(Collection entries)
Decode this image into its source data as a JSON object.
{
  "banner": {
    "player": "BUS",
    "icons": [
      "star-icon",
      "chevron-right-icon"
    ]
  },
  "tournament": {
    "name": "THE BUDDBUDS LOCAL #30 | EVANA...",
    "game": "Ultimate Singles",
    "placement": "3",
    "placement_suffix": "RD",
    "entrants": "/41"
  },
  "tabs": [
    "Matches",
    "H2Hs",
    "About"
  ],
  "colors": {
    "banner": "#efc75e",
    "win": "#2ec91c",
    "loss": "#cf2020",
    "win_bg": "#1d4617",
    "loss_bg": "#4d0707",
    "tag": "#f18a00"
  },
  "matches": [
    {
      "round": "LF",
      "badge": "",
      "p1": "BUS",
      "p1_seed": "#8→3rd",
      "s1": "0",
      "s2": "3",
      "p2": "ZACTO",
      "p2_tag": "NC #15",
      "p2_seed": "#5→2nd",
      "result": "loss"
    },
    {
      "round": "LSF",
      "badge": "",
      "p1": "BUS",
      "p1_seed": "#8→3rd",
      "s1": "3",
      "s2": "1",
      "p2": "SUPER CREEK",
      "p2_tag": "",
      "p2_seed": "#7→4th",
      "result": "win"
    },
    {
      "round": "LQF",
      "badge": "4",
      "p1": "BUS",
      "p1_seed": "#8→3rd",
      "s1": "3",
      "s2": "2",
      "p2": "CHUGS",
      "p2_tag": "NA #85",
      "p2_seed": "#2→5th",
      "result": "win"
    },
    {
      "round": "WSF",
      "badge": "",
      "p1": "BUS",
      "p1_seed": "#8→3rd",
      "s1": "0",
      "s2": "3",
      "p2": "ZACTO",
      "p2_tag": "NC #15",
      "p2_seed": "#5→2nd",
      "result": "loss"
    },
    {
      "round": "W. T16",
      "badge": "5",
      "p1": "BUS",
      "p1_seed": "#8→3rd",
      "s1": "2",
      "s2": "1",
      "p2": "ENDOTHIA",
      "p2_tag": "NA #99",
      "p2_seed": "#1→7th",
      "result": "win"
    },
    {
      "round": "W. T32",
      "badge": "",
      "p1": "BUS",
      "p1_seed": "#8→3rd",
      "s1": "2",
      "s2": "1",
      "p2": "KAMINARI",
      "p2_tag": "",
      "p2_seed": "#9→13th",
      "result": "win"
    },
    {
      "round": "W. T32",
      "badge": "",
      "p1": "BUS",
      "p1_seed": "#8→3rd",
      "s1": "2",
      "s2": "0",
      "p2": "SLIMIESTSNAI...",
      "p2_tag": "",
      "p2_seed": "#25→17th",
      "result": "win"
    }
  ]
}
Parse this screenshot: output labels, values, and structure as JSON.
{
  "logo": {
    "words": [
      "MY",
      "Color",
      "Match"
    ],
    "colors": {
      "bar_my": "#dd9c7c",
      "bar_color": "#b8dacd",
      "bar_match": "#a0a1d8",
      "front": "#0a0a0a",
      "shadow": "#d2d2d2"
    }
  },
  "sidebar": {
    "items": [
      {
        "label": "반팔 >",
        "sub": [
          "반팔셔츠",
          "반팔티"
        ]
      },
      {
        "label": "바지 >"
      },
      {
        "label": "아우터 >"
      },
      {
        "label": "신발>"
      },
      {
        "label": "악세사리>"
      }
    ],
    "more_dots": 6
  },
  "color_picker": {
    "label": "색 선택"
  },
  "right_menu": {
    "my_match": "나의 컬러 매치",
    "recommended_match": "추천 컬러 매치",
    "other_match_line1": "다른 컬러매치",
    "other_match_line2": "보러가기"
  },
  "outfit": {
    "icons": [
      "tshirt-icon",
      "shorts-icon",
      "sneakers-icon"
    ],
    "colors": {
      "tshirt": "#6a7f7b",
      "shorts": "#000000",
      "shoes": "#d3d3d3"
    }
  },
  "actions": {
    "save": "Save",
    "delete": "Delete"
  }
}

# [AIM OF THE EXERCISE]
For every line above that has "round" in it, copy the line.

# [ANSWER BOX]
      "round": "LF",
      "round": "LSF",
      "round": "LQF",
      "round": "WSF",
      "round": "W. T16",
      "round": "W. T32",
      "round": "W. T32",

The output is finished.